● TASK ITEM:
Gather all lines from the material that contain the word "link".

(INFORMATION begins)

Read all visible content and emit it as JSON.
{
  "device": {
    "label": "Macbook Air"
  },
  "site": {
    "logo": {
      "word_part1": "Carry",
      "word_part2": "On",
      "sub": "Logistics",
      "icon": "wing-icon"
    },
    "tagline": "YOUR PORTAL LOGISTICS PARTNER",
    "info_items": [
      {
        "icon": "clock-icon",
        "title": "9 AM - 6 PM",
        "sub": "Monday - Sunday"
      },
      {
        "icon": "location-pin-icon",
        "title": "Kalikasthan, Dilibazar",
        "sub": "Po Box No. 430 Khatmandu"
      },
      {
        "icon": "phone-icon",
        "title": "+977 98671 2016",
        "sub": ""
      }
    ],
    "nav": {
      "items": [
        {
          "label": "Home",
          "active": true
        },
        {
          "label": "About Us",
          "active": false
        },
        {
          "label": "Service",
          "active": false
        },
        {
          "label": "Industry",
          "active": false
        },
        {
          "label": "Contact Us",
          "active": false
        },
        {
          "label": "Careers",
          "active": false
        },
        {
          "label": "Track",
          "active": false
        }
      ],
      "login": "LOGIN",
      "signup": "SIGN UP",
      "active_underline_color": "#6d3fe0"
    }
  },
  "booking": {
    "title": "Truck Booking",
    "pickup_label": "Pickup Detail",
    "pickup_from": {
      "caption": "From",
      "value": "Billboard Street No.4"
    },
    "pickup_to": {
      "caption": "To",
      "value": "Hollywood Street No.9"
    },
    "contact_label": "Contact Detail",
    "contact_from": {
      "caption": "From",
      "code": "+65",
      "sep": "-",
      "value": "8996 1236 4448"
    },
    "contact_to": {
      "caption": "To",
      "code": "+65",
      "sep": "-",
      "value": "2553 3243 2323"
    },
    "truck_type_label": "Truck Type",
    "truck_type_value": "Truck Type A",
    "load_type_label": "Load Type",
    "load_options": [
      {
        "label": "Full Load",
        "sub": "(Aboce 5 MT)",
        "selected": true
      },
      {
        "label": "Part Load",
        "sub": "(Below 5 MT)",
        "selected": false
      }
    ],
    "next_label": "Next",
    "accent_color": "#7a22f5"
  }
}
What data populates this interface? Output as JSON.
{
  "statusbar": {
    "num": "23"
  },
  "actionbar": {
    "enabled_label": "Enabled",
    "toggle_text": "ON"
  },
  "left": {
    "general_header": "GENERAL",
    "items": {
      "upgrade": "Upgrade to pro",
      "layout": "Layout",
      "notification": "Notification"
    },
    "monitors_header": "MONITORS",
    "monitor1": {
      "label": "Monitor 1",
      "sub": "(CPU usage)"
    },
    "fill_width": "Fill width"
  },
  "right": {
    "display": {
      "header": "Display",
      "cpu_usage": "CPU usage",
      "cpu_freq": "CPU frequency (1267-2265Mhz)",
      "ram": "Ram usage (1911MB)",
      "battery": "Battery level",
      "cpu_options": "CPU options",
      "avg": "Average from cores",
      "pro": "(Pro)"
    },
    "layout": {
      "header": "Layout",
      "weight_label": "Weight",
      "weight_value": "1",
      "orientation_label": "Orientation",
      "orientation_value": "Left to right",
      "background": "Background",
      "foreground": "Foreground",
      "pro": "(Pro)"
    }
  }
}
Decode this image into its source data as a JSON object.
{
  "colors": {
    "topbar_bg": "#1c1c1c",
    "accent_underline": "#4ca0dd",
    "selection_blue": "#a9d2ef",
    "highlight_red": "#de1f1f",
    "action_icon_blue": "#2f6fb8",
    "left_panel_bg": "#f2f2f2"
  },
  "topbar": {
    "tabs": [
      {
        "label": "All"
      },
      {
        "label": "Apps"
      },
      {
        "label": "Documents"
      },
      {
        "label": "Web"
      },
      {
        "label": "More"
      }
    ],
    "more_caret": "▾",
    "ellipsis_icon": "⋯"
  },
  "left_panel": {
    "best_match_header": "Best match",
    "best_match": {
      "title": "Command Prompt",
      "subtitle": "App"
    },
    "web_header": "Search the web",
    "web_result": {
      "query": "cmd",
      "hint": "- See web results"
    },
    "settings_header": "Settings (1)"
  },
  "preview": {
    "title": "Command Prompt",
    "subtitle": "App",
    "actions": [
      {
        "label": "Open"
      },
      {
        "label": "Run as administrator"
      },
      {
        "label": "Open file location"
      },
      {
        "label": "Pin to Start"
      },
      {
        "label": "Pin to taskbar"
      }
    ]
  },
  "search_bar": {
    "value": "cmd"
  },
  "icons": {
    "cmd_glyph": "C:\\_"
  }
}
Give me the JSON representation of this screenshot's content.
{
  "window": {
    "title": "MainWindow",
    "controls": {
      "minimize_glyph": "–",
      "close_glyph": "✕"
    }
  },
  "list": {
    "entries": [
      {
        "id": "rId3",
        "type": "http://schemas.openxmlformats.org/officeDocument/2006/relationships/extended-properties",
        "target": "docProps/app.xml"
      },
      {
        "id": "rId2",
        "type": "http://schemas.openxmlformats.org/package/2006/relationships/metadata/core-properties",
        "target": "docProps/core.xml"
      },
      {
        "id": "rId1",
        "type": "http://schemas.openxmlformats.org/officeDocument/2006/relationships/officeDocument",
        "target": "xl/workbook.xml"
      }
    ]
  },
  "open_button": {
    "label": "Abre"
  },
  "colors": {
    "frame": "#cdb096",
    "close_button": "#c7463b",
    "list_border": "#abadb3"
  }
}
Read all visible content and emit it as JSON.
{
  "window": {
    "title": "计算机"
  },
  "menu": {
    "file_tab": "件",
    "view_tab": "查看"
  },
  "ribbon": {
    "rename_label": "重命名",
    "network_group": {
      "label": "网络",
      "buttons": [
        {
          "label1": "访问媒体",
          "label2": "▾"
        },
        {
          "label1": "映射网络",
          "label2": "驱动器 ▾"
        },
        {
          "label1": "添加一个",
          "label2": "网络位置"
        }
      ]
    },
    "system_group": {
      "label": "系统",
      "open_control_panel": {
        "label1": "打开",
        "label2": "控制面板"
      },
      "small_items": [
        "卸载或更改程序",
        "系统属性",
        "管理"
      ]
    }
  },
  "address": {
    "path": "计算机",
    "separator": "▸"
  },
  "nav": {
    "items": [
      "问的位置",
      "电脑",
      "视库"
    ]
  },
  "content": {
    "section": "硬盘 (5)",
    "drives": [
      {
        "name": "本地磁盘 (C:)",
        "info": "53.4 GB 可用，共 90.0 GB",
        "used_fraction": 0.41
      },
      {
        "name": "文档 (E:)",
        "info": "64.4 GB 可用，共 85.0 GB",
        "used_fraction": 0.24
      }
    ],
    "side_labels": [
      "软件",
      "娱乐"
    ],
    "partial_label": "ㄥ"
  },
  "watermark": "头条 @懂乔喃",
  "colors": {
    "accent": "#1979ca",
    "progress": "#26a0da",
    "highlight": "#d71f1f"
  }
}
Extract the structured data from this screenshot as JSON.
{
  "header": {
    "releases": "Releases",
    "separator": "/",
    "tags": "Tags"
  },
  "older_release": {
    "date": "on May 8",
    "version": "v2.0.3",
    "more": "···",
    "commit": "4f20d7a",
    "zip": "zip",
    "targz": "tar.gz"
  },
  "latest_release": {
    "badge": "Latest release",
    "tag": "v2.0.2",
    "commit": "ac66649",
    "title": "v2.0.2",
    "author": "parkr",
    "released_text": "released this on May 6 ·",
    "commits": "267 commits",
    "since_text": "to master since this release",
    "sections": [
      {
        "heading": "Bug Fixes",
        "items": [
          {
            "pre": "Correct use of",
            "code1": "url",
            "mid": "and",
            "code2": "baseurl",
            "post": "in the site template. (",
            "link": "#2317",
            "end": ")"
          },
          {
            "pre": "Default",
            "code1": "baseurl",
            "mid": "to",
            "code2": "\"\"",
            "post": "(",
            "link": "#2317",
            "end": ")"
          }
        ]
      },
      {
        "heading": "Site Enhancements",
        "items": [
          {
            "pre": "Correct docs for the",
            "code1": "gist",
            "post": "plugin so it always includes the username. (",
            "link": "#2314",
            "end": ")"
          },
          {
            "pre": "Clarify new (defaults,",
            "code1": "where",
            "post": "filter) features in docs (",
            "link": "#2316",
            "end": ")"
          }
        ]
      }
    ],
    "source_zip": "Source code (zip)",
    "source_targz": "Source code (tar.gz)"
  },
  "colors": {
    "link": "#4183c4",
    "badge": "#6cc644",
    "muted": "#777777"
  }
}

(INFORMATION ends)

● COMPLETED EXERCISE:
            "link": "#2317",
            "link": "#2317",
            "link": "#2314",
            "link": "#2316",
    "link": "#4183c4",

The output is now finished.